WHAT THIS TASK INVOLVES:
Please return the records below exactly as they stand, with the pictures removed.

[Stored items from a collection]
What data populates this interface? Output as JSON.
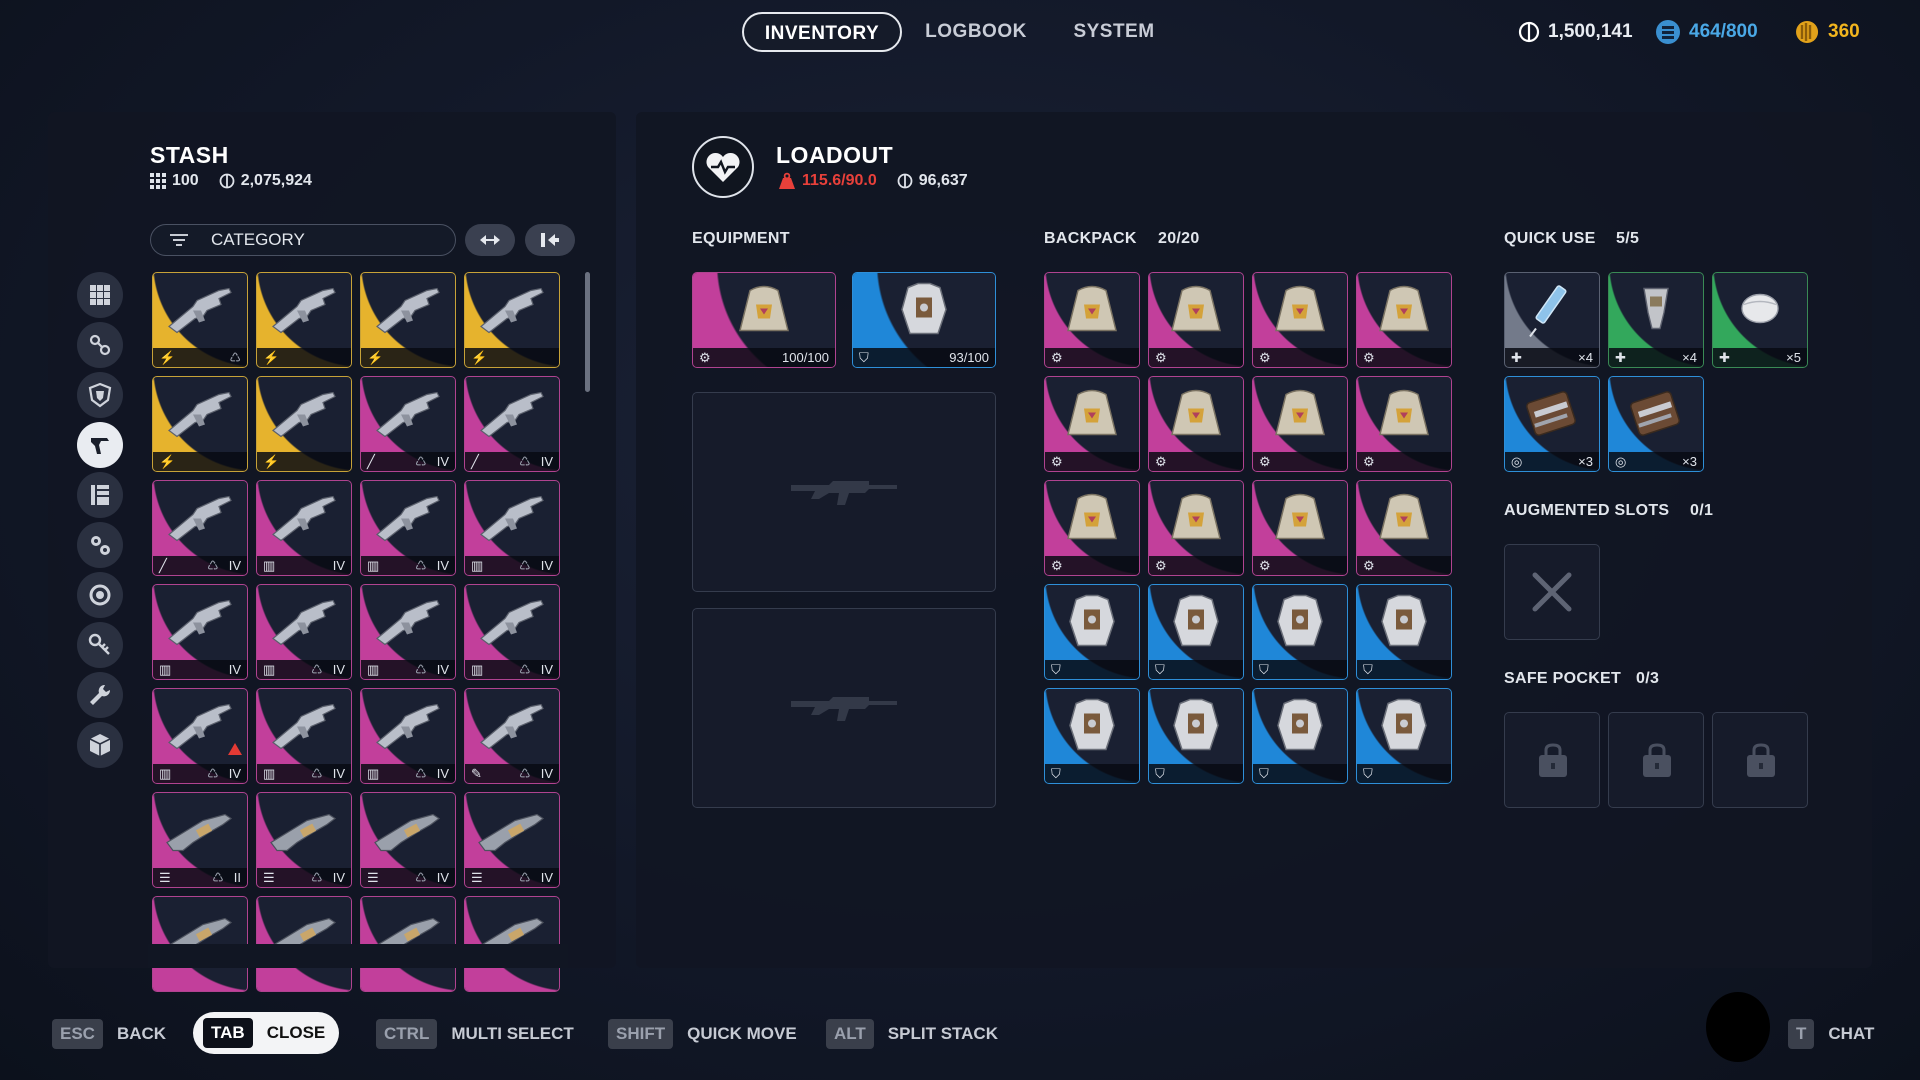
{
  "nav": {
    "tabs": [
      "INVENTORY",
      "LOGBOOK",
      "SYSTEM"
    ],
    "active": 0
  },
  "currency": {
    "coins": "1,500,141",
    "capacity": "464/800",
    "tokens": "360",
    "coins_color": "#ffffff",
    "capacity_color": "#4aa8e6",
    "tokens_color": "#f2b51e"
  },
  "stash": {
    "title": "STASH",
    "count": "100",
    "value": "2,075,924",
    "filter_placeholder": "CATEGORY",
    "categories": [
      "grid-icon",
      "attachments-icon",
      "shield-icon",
      "weapon-icon",
      "book-icon",
      "gears-icon",
      "ring-icon",
      "key-icon",
      "wrench-icon",
      "cube-icon"
    ],
    "active_category": 3,
    "rows": [
      [
        {
          "r": "gold",
          "l": "⚡",
          "m": "♺",
          "t": ""
        },
        {
          "r": "gold",
          "l": "⚡",
          "m": "",
          "t": ""
        },
        {
          "r": "gold",
          "l": "⚡",
          "m": "",
          "t": ""
        },
        {
          "r": "gold",
          "l": "⚡",
          "m": "",
          "t": ""
        }
      ],
      [
        {
          "r": "gold",
          "l": "⚡",
          "m": "",
          "t": ""
        },
        {
          "r": "gold",
          "l": "⚡",
          "m": "",
          "t": ""
        },
        {
          "r": "pink",
          "l": "╱",
          "m": "♺",
          "t": "IV"
        },
        {
          "r": "pink",
          "l": "╱",
          "m": "♺",
          "t": "IV"
        }
      ],
      [
        {
          "r": "pink",
          "l": "╱",
          "m": "♺",
          "t": "IV"
        },
        {
          "r": "pink",
          "l": "▥",
          "m": "",
          "t": "IV"
        },
        {
          "r": "pink",
          "l": "▥",
          "m": "♺",
          "t": "IV"
        },
        {
          "r": "pink",
          "l": "▥",
          "m": "♺",
          "t": "IV"
        }
      ],
      [
        {
          "r": "pink",
          "l": "▥",
          "m": "",
          "t": "IV"
        },
        {
          "r": "pink",
          "l": "▥",
          "m": "♺",
          "t": "IV"
        },
        {
          "r": "pink",
          "l": "▥",
          "m": "♺",
          "t": "IV"
        },
        {
          "r": "pink",
          "l": "▥",
          "m": "♺",
          "t": "IV"
        }
      ],
      [
        {
          "r": "pink",
          "l": "▥",
          "m": "♺",
          "t": "IV",
          "warn": true
        },
        {
          "r": "pink",
          "l": "▥",
          "m": "♺",
          "t": "IV"
        },
        {
          "r": "pink",
          "l": "▥",
          "m": "♺",
          "t": "IV"
        },
        {
          "r": "pink",
          "l": "✎",
          "m": "♺",
          "t": "IV"
        }
      ],
      [
        {
          "r": "pink",
          "l": "☰",
          "m": "♺",
          "t": "II"
        },
        {
          "r": "pink",
          "l": "☰",
          "m": "♺",
          "t": "IV"
        },
        {
          "r": "pink",
          "l": "☰",
          "m": "♺",
          "t": "IV"
        },
        {
          "r": "pink",
          "l": "☰",
          "m": "♺",
          "t": "IV"
        }
      ],
      [
        {
          "r": "pink",
          "l": "",
          "m": "",
          "t": ""
        },
        {
          "r": "pink",
          "l": "",
          "m": "",
          "t": ""
        },
        {
          "r": "pink",
          "l": "",
          "m": "",
          "t": ""
        },
        {
          "r": "pink",
          "l": "",
          "m": "",
          "t": ""
        }
      ]
    ]
  },
  "loadout": {
    "title": "LOADOUT",
    "weight": "115.6/90.0",
    "weight_color": "#e8403a",
    "value": "96,637",
    "equipment_label": "EQUIPMENT",
    "equipment": [
      {
        "r": "pink",
        "icon": "backpack",
        "l": "⚙",
        "t": "100/100"
      },
      {
        "r": "blue",
        "icon": "armor",
        "l": "⛉",
        "t": "93/100"
      }
    ],
    "backpack_label": "BACKPACK",
    "backpack_count": "20/20",
    "quick_label": "QUICK USE",
    "quick_count": "5/5",
    "quick": [
      {
        "r": "gray",
        "icon": "syringe",
        "l": "✚",
        "t": "×4"
      },
      {
        "r": "green",
        "icon": "injector",
        "l": "✚",
        "t": "×4"
      },
      {
        "r": "green",
        "icon": "bandage",
        "l": "✚",
        "t": "×5"
      },
      {
        "r": "blue",
        "icon": "grenade",
        "l": "◎",
        "t": "×3"
      },
      {
        "r": "blue",
        "icon": "grenade",
        "l": "◎",
        "t": "×3"
      }
    ],
    "augmented_label": "AUGMENTED SLOTS",
    "augmented_count": "0/1",
    "safe_label": "SAFE POCKET",
    "safe_count": "0/3"
  },
  "footer": [
    {
      "key": "ESC",
      "label": "BACK"
    },
    {
      "key": "TAB",
      "label": "CLOSE"
    },
    {
      "key": "CTRL",
      "label": "MULTI SELECT"
    },
    {
      "key": "SHIFT",
      "label": "QUICK MOVE"
    },
    {
      "key": "ALT",
      "label": "SPLIT STACK"
    },
    {
      "key": "T",
      "label": "CHAT"
    }
  ]
}
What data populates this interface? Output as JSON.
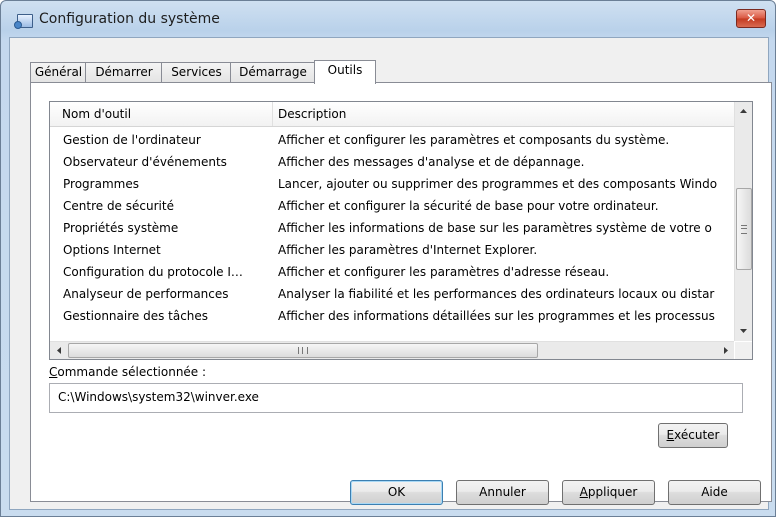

ANSWER TO THIS TASK:
What data populates this interface? Output as JSON.
{
  "nav": {
    "tabs": [
      "INVENTORY",
      "LOGBOOK",
      "SYSTEM"
    ],
    "active": 0
  },
  "currency": {
    "coins": "1,500,141",
    "capacity": "464/800",
    "tokens": "360",
    "coins_color": "#ffffff",
    "capacity_color": "#4aa8e6",
    "tokens_color": "#f2b51e"
  },
  "stash": {
    "title": "STASH",
    "count": "100",
    "value": "2,075,924",
    "filter_placeholder": "CATEGORY",
    "categories": [
      "grid-icon",
      "attachments-icon",
      "shield-icon",
      "weapon-icon",
      "book-icon",
      "gears-icon",
      "ring-icon",
      "key-icon",
      "wrench-icon",
      "cube-icon"
    ],
    "active_category": 3,
    "rows": [
      [
        {
          "r": "gold",
          "l": "⚡",
          "m": "♺",
          "t": ""
        },
        {
          "r": "gold",
          "l": "⚡",
          "m": "",
          "t": ""
        },
        {
          "r": "gold",
          "l": "⚡",
          "m": "",
          "t": ""
        },
        {
          "r": "gold",
          "l": "⚡",
          "m": "",
          "t": ""
        }
      ],
      [
        {
          "r": "gold",
          "l": "⚡",
          "m": "",
          "t": ""
        },
        {
          "r": "gold",
          "l": "⚡",
          "m": "",
          "t": ""
        },
        {
          "r": "pink",
          "l": "╱",
          "m": "♺",
          "t": "IV"
        },
        {
          "r": "pink",
          "l": "╱",
          "m": "♺",
          "t": "IV"
        }
      ],
      [
        {
          "r": "pink",
          "l": "╱",
          "m": "♺",
          "t": "IV"
        },
        {
          "r": "pink",
          "l": "▥",
          "m": "",
          "t": "IV"
        },
        {
          "r": "pink",
          "l": "▥",
          "m": "♺",
          "t": "IV"
        },
        {
          "r": "pink",
          "l": "▥",
          "m": "♺",
          "t": "IV"
        }
      ],
      [
        {
          "r": "pink",
          "l": "▥",
          "m": "",
          "t": "IV"
        },
        {
          "r": "pink",
          "l": "▥",
          "m": "♺",
          "t": "IV"
        },
        {
          "r": "pink",
          "l": "▥",
          "m": "♺",
          "t": "IV"
        },
        {
          "r": "pink",
          "l": "▥",
          "m": "♺",
          "t": "IV"
        }
      ],
      [
        {
          "r": "pink",
          "l": "▥",
          "m": "♺",
          "t": "IV",
          "warn": true
        },
        {
          "r": "pink",
          "l": "▥",
          "m": "♺",
          "t": "IV"
        },
        {
          "r": "pink",
          "l": "▥",
          "m": "♺",
          "t": "IV"
        },
        {
          "r": "pink",
          "l": "✎",
          "m": "♺",
          "t": "IV"
        }
      ],
      [
        {
          "r": "pink",
          "l": "☰",
          "m": "♺",
          "t": "II"
        },
        {
          "r": "pink",
          "l": "☰",
          "m": "♺",
          "t": "IV"
        },
        {
          "r": "pink",
          "l": "☰",
          "m": "♺",
          "t": "IV"
        },
        {
          "r": "pink",
          "l": "☰",
          "m": "♺",
          "t": "IV"
        }
      ],
      [
        {
          "r": "pink",
          "l": "",
          "m": "",
          "t": ""
        },
        {
          "r": "pink",
          "l": "",
          "m": "",
          "t": ""
        },
        {
          "r": "pink",
          "l": "",
          "m": "",
          "t": ""
        },
        {
          "r": "pink",
          "l": "",
          "m": "",
          "t": ""
        }
      ]
    ]
  },
  "loadout": {
    "title": "LOADOUT",
    "weight": "115.6/90.0",
    "weight_color": "#e8403a",
    "value": "96,637",
    "equipment_label": "EQUIPMENT",
    "equipment": [
      {
        "r": "pink",
        "icon": "backpack",
        "l": "⚙",
        "t": "100/100"
      },
      {
        "r": "blue",
        "icon": "armor",
        "l": "⛉",
        "t": "93/100"
      }
    ],
    "backpack_label": "BACKPACK",
    "backpack_count": "20/20",
    "quick_label": "QUICK USE",
    "quick_count": "5/5",
    "quick": [
      {
        "r": "gray",
        "icon": "syringe",
        "l": "✚",
        "t": "×4"
      },
      {
        "r": "green",
        "icon": "injector",
        "l": "✚",
        "t": "×4"
      },
      {
        "r": "green",
        "icon": "bandage",
        "l": "✚",
        "t": "×5"
      },
      {
        "r": "blue",
        "icon": "grenade",
        "l": "◎",
        "t": "×3"
      },
      {
        "r": "blue",
        "icon": "grenade",
        "l": "◎",
        "t": "×3"
      }
    ],
    "augmented_label": "AUGMENTED SLOTS",
    "augmented_count": "0/1",
    "safe_label": "SAFE POCKET",
    "safe_count": "0/3"
  },
  "footer": [
    {
      "key": "ESC",
      "label": "BACK"
    },
    {
      "key": "TAB",
      "label": "CLOSE"
    },
    {
      "key": "CTRL",
      "label": "MULTI SELECT"
    },
    {
      "key": "SHIFT",
      "label": "QUICK MOVE"
    },
    {
      "key": "ALT",
      "label": "SPLIT STACK"
    },
    {
      "key": "T",
      "label": "CHAT"
    }
  ]
}
What data populates this interface? Output as JSON.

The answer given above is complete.